Without the pictures, give the records again exactly as they appear.

### RECORDS FOR THIS TASK

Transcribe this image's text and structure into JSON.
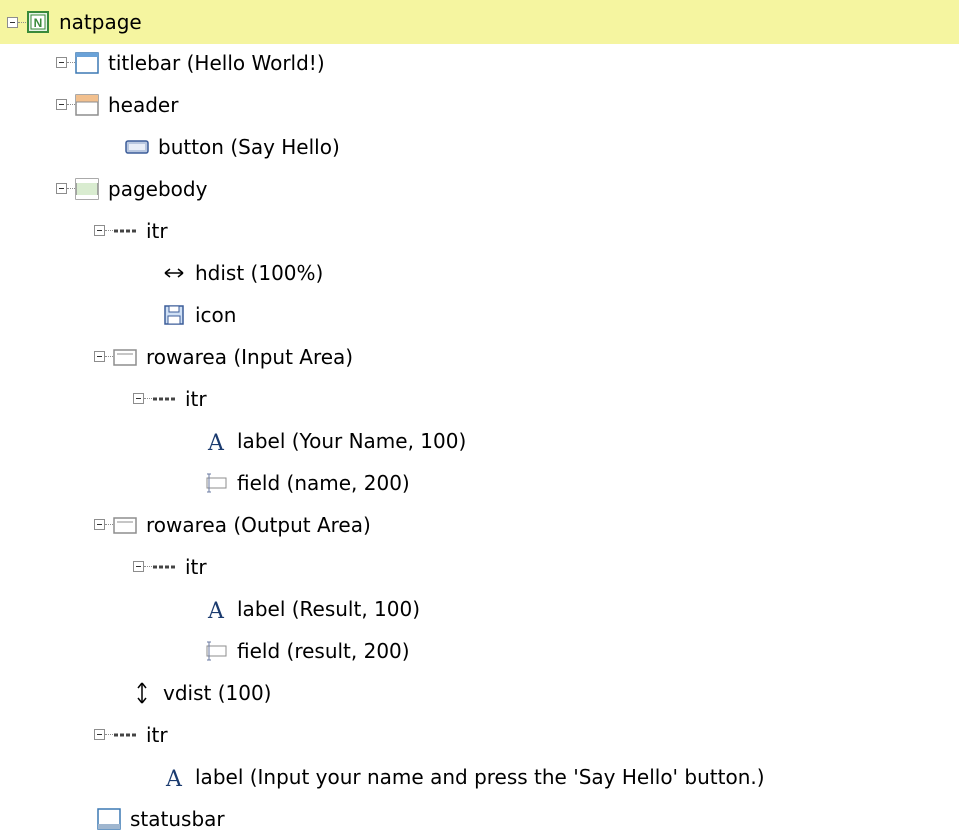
{
  "tree": {
    "root": {
      "label": "natpage",
      "icon": "natpage-icon",
      "expanded": true,
      "selected": true
    },
    "nodes": [
      {
        "label": "titlebar (Hello World!)",
        "icon": "titlebar-icon"
      },
      {
        "label": "header",
        "icon": "header-icon"
      },
      {
        "label": "button (Say Hello)",
        "icon": "button-icon"
      },
      {
        "label": "pagebody",
        "icon": "pagebody-icon"
      },
      {
        "label": "itr",
        "icon": "itr-icon"
      },
      {
        "label": "hdist (100%)",
        "icon": "hdist-icon"
      },
      {
        "label": "icon",
        "icon": "icon-icon"
      },
      {
        "label": "rowarea (Input Area)",
        "icon": "rowarea-icon"
      },
      {
        "label": "itr",
        "icon": "itr-icon"
      },
      {
        "label": "label (Your Name, 100)",
        "icon": "label-icon"
      },
      {
        "label": "field (name, 200)",
        "icon": "field-icon"
      },
      {
        "label": "rowarea (Output Area)",
        "icon": "rowarea-icon"
      },
      {
        "label": "itr",
        "icon": "itr-icon"
      },
      {
        "label": "label (Result, 100)",
        "icon": "label-icon"
      },
      {
        "label": "field (result, 200)",
        "icon": "field-icon"
      },
      {
        "label": "vdist (100)",
        "icon": "vdist-icon"
      },
      {
        "label": "itr",
        "icon": "itr-icon"
      },
      {
        "label": "label (Input your name and press the 'Say Hello' button.)",
        "icon": "label-icon"
      },
      {
        "label": "statusbar",
        "icon": "statusbar-icon"
      }
    ]
  },
  "colors": {
    "selection": "#f5f5a0",
    "natpage_icon": "#3a8a3a",
    "window_blue": "#3c78b4"
  }
}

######

| SOLVED PROBLEM |
Transcribe this image's text and structure into JSON.
{
  "tree": {
    "root": {
      "label": "natpage",
      "icon": "natpage-icon",
      "expanded": true,
      "selected": true
    },
    "nodes": [
      {
        "label": "titlebar (Hello World!)",
        "icon": "titlebar-icon"
      },
      {
        "label": "header",
        "icon": "header-icon"
      },
      {
        "label": "button (Say Hello)",
        "icon": "button-icon"
      },
      {
        "label": "pagebody",
        "icon": "pagebody-icon"
      },
      {
        "label": "itr",
        "icon": "itr-icon"
      },
      {
        "label": "hdist (100%)",
        "icon": "hdist-icon"
      },
      {
        "label": "icon",
        "icon": "icon-icon"
      },
      {
        "label": "rowarea (Input Area)",
        "icon": "rowarea-icon"
      },
      {
        "label": "itr",
        "icon": "itr-icon"
      },
      {
        "label": "label (Your Name, 100)",
        "icon": "label-icon"
      },
      {
        "label": "field (name, 200)",
        "icon": "field-icon"
      },
      {
        "label": "rowarea (Output Area)",
        "icon": "rowarea-icon"
      },
      {
        "label": "itr",
        "icon": "itr-icon"
      },
      {
        "label": "label (Result, 100)",
        "icon": "label-icon"
      },
      {
        "label": "field (result, 200)",
        "icon": "field-icon"
      },
      {
        "label": "vdist (100)",
        "icon": "vdist-icon"
      },
      {
        "label": "itr",
        "icon": "itr-icon"
      },
      {
        "label": "label (Input your name and press the 'Say Hello' button.)",
        "icon": "label-icon"
      },
      {
        "label": "statusbar",
        "icon": "statusbar-icon"
      }
    ]
  },
  "colors": {
    "selection": "#f5f5a0",
    "natpage_icon": "#3a8a3a",
    "window_blue": "#3c78b4"
  }
}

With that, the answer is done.